It all starts with the farm. My fiance Noah and I worked on goat dairies across the country for three years before jumping back into “layman’s life” as the farm community lovingly calls non-farm work.
Like many farmers before and after us, we sent certain animals to slaughter for meat. A few weeks later, we’d get back all of the cuts, but left behind were the hides.
Enter the tannery. Noah’s family, the Meyers, have been tanning leather for over 500 years. What started in Germany in the 16th century followed the Meyer clan to present-day America. Today, his father and two brothers operate a small tannery under the name Pergamena in Montgomery, a sleepy town in the Hudson Valley of New York.
The Meyers produce their goat, calf, cow, and deer leather in small batches; every single hide is touched by at least one person in their 5-person factory as the hides travel through the production line.

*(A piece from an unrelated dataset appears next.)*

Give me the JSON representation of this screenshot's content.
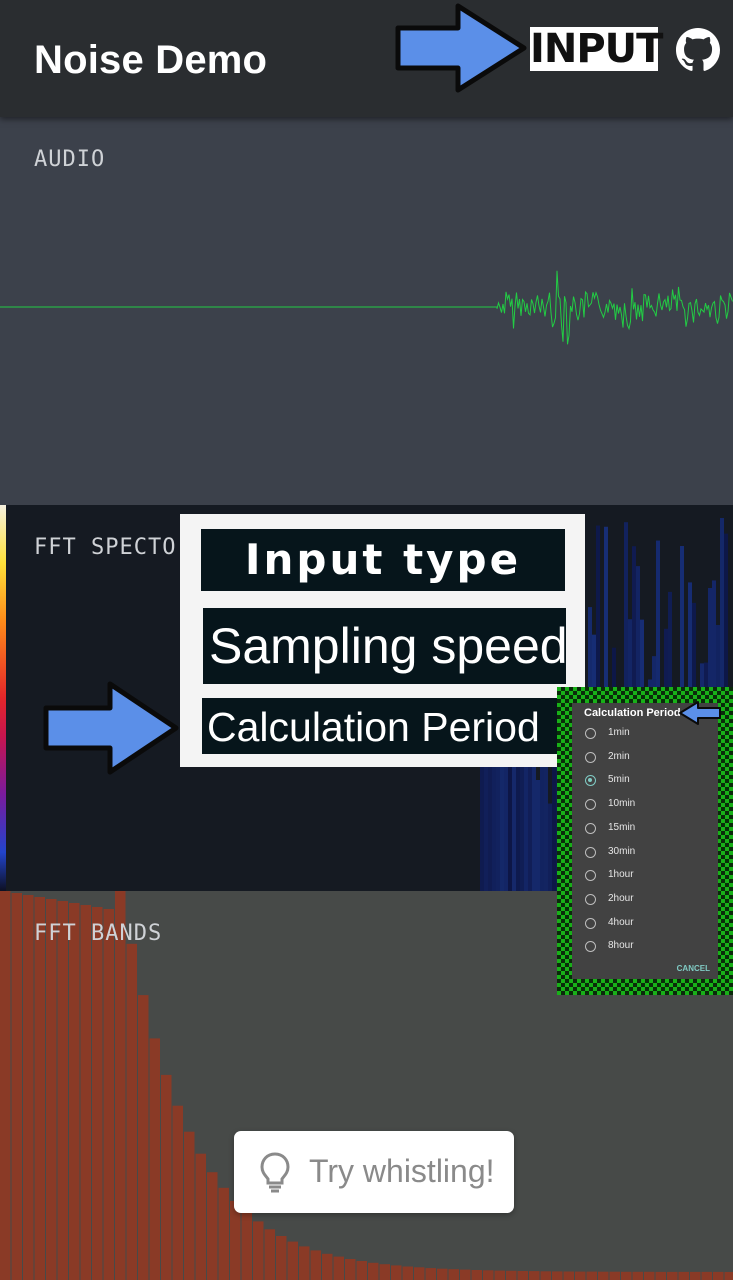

They also practice the rare art of vegetable tanning. The process uses naturally-derived tannins from the likes of tree bark and has minimal impact to the environment. What’s more, all of the hides are by-products of the food system. These hides came from real animals on American farms.
The tannery is on the constant search for their dream client that will embrace the occasional natural imperfections of handmade leather, and be willing to pay a premium for goods made at this scale and of this quality. It dawned on Stephen Meyer, the second youngest Meyer son who joined the family business shortly after graduating from college, that he could create that dream client in himself. He enlisted the help of me and his brother Noah to bring Outlast Goods to life.
An added nuance is our use of the B-grade skins from Pergamena. Because of their high quality standards, some portion of the leather is unfit for use in their full-priced product line. They offer these “one-off” skins at a heavily discounted price through their Etsy shop. We saw this as an opportunity to create fun and highly customized leather goods, like our brightly colored wallets and belts.
We took inspiration from the food system movement to create a sustainable model for finished goods. We want people to feel good about spending money on an accessory, to know that their dollars are returned directly to the supply chain to fund local economies and small businesses like Pergamena.
Everything we make is sewn, cut, hammered, and stamped by us with good ol’ elbow grease. And we guarantee it all for life. These facets of our business were intentional choices to set us apart from the growing leather goods industry.
We’re also constantly tapping our local networks to build our brand. In addition to working with our family’s tannery, we enlisted the help of some friends that run a laser-cutting and design studio in Beacon, NY; we also borrow the occasional studio space from some friends in Newburgh, NY.
As with most things handmade or grown with labor intensive practices, our wallets have a higher price point than what many consumers are used to paying for leather wallets, but most of the competition’s wallets are mass produced and imported from outside the U.S. That doesn’t scare us. We believe in the power of communication to show our community why they would want to invest in a sustainably produced good from a small, independent business. Sustainability should not only feel good, but it should look good, too. If anything, we can promise that a good purchased from us will delight you every time you put your money away.